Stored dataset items
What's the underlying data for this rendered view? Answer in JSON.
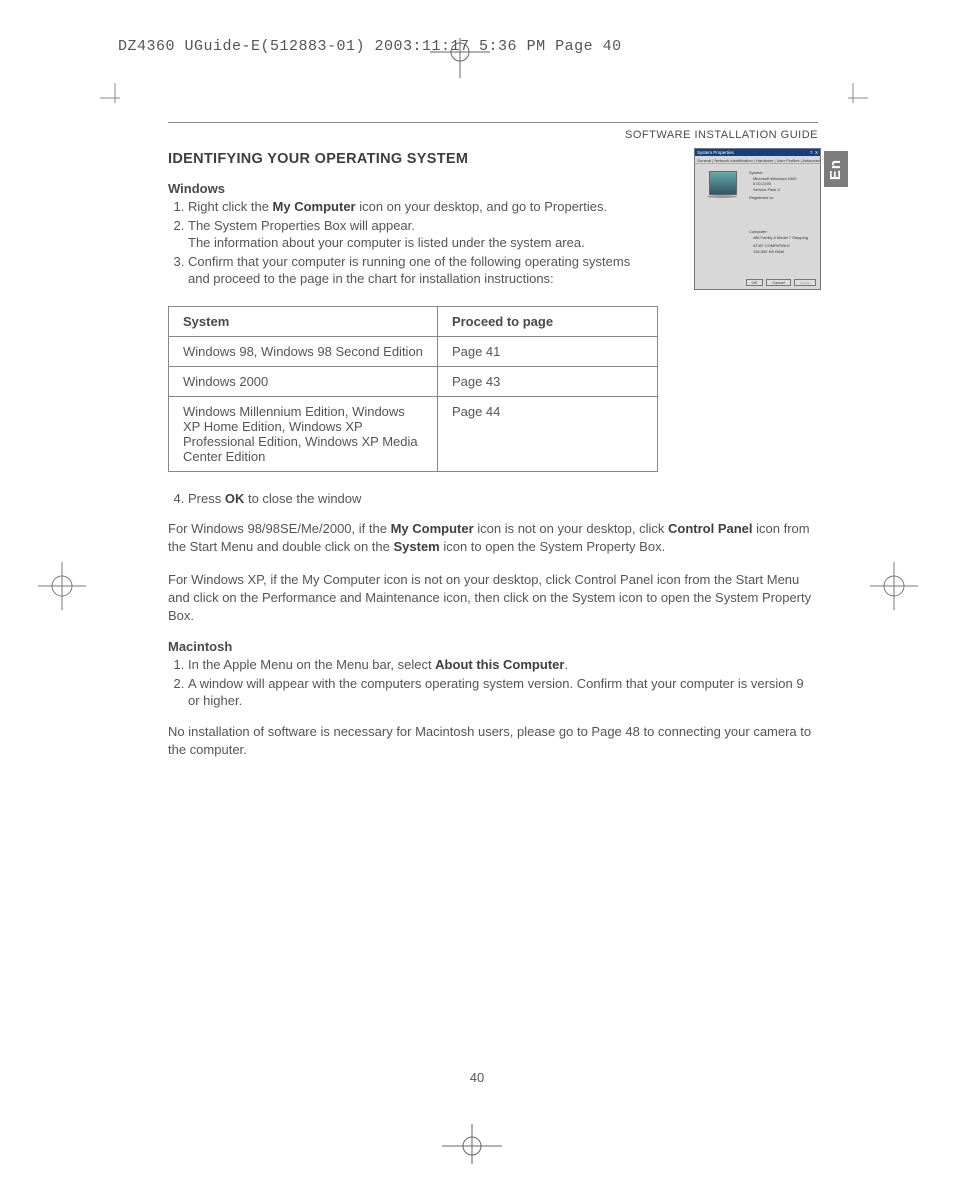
{
  "header_line": "DZ4360 UGuide-E(512883-01)  2003:11:17  5:36 PM  Page 40",
  "section_label": "SOFTWARE INSTALLATION GUIDE",
  "heading": "IDENTIFYING YOUR OPERATING SYSTEM",
  "lang_tab": "En",
  "windows": {
    "title": "Windows",
    "step1_a": "Right click the ",
    "step1_b": "My Computer",
    "step1_c": " icon on your desktop, and go to Properties.",
    "step2": "The System Properties Box will appear.",
    "step2_note": "The information about your computer is listed under the system area.",
    "step3": "Confirm that your computer is running one of the following operating systems and proceed to the page in the chart for installation instructions:"
  },
  "table": {
    "h1": "System",
    "h2": "Proceed to page",
    "rows": [
      {
        "sys": "Windows 98, Windows 98 Second Edition",
        "page": "Page 41"
      },
      {
        "sys": "Windows 2000",
        "page": "Page 43"
      },
      {
        "sys": "Windows Millennium Edition, Windows XP Home Edition, Windows XP Professional Edition, Windows XP Media Center Edition",
        "page": "Page 44"
      }
    ]
  },
  "step4_a": "Press ",
  "step4_b": "OK",
  "step4_c": " to close the window",
  "note_98_a": "For Windows 98/98SE/Me/2000, if the ",
  "note_98_b": "My Computer",
  "note_98_c": " icon is not on your desktop, click ",
  "note_98_d": "Control Panel",
  "note_98_e": " icon from the Start Menu and double click on the ",
  "note_98_f": "System",
  "note_98_g": " icon to open the System Property Box.",
  "note_xp": "For Windows XP, if the My Computer icon is not on your desktop, click Control Panel icon from the Start Menu and click on the Performance and Maintenance icon, then click on the System icon to open the System Property Box.",
  "mac": {
    "title": "Macintosh",
    "step1_a": "In the Apple Menu on the Menu bar, select ",
    "step1_b": "About this Computer",
    "step1_c": ".",
    "step2": "A window will appear with the computers operating system version. Confirm that your computer is version 9 or higher."
  },
  "mac_note": "No installation of software is necessary for Macintosh users, please go to Page 48 to connecting your camera to the computer.",
  "page_number": "40",
  "shot": {
    "title": "System Properties",
    "tabs": "General | Network Identification | Hardware | User Profiles | Advanced",
    "sys_label": "System:",
    "sys1": "Microsoft Windows 2000",
    "sys2": "5.00.2195",
    "sys3": "Service Pack 3",
    "reg": "Registered to:",
    "comp_label": "Computer:",
    "comp1": "x86 Family 6 Model 7 Stepping",
    "comp2": "AT/AT COMPATIBLE",
    "comp3": "130,552 KB RAM",
    "ok": "OK",
    "cancel": "Cancel",
    "apply": "Apply"
  }
}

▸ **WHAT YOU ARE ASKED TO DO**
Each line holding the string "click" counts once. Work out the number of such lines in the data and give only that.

▸ **THE ANSWER**
4